Once you have checked each line below for the word "demo", give the number of lines that have it and nothing further.

====== Provided information ======

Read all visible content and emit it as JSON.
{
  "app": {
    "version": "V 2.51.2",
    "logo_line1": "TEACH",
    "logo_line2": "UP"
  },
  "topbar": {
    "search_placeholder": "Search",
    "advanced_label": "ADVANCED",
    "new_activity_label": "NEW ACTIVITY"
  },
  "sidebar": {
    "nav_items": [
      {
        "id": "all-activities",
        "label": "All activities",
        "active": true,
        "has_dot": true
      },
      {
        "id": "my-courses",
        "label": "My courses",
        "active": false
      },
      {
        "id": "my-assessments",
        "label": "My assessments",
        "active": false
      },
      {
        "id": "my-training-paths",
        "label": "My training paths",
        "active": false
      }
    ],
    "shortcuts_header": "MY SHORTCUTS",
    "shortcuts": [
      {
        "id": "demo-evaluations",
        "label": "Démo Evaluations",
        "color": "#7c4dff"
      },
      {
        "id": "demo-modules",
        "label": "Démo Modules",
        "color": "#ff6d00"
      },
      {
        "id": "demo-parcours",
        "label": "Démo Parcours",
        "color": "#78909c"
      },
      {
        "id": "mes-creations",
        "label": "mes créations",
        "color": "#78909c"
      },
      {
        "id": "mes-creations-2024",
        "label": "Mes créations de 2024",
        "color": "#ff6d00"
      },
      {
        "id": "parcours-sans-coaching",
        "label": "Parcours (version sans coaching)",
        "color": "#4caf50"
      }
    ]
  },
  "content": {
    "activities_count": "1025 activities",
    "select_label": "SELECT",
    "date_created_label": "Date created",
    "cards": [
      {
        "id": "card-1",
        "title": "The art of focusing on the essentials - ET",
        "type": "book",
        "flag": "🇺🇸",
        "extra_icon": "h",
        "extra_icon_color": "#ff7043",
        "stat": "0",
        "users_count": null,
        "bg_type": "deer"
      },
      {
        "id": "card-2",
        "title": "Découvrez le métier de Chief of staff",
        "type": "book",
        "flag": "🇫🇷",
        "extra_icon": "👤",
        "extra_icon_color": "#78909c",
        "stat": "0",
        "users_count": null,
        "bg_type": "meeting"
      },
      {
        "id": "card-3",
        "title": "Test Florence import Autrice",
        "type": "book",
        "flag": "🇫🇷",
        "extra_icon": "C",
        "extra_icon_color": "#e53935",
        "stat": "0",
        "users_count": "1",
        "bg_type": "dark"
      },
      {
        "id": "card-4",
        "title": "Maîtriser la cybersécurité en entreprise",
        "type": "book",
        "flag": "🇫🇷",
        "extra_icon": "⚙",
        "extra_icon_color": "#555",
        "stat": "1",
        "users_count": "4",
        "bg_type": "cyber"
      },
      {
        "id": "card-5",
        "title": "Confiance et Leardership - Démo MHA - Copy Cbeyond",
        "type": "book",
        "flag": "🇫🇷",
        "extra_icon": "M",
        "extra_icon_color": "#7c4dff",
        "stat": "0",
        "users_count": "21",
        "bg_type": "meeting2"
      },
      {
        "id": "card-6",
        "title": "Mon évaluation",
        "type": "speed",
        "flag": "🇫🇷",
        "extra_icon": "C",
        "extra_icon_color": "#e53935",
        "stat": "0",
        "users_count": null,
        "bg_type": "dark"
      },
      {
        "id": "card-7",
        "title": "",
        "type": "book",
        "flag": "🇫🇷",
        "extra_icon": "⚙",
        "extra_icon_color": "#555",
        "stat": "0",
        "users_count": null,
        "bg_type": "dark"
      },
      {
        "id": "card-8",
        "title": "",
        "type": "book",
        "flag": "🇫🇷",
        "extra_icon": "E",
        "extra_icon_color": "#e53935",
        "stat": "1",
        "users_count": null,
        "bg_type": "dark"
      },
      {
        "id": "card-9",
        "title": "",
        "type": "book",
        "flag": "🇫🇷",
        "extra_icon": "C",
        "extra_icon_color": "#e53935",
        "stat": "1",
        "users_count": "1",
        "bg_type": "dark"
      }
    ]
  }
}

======

(Reply) 3